Replacing the rubber mulch used on 10 playgrounds may cost the Duluth school district at least $1.2 million and take three years to complete. The Duluth School Board earlier this year voted to replace the controversial material with wood chips, but wanted to see bids before settling on a timeline. The replacement estimate then was $630,000. But the lowest bid, district staff said at a Monday meeting, was $1.2 million, with the bid calling for four elementaries to be done this summer, four next year and the two middle schools in the third year.
Another housing developer has backed away from purchasing the former Nettleton Elementary School from the Duluth school district. Minneapolis-based United Properties has opted against developing the property, said Duluth schools superintendent Bill Gronseth, noting the decision had to do with "timelines." "Once they looked (further) into the building and what they'd like to do with the site," he said, "I think it just didn't work out."
A bronze homage to a roving Lakeside neighborhood cat is the goal of a 5K run to be held May 20, in the cat's memory.

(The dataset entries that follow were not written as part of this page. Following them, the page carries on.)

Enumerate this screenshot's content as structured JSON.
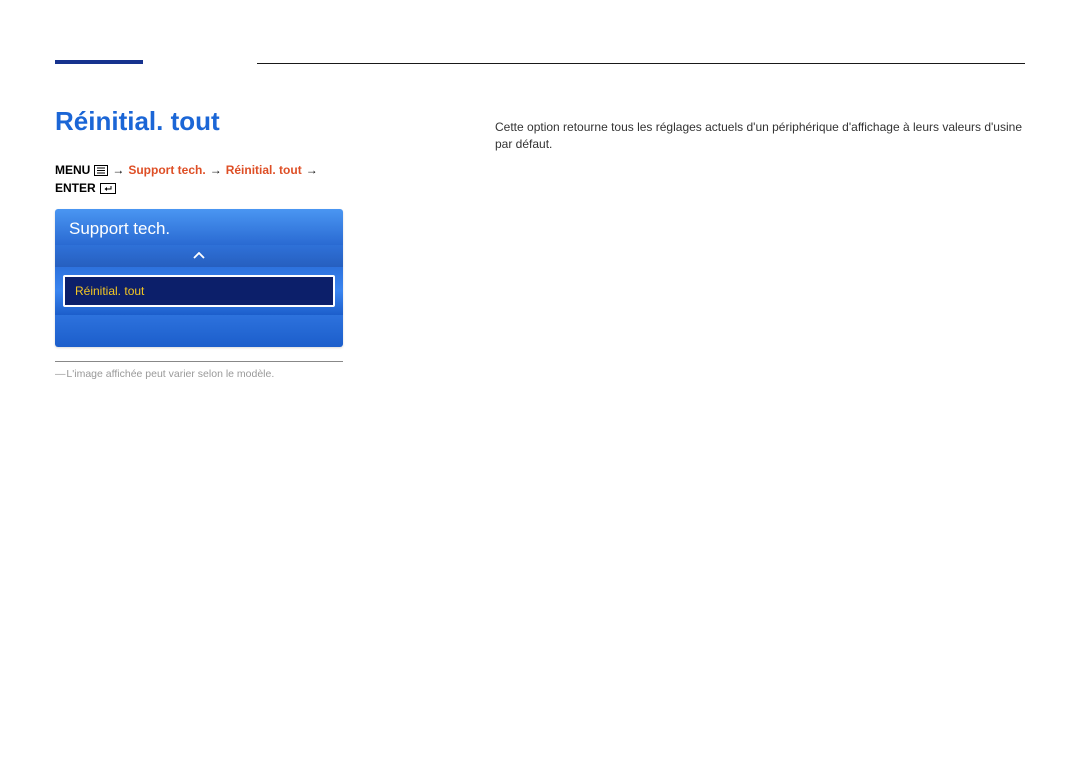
{
  "title": "Réinitial. tout",
  "breadcrumb": {
    "menu_label": "MENU",
    "arrow": "→",
    "path_highlight": "Support tech.",
    "path_highlight2": "Réinitial. tout",
    "enter_label": "ENTER"
  },
  "menu_widget": {
    "header": "Support tech.",
    "selected_item": "Réinitial. tout"
  },
  "footnote": "L'image affichée peut varier selon le modèle.",
  "description": "Cette option retourne tous les réglages actuels d'un périphérique d'affichage à leurs valeurs d'usine par défaut."
}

The lawsuit brought against the University of Minnesota Duluth by 13 alumni over a teacher licensure issue has resulted in a jury trial expected to begin Wednesday in Hennepin County District Court. The former students, who graduated from UMD in December of 2014, have alleged fraud and misrepresentation by UMD in connection with compliance problems within the College of Education and Human Service Professions' integrated elementary and special education (IESE) program.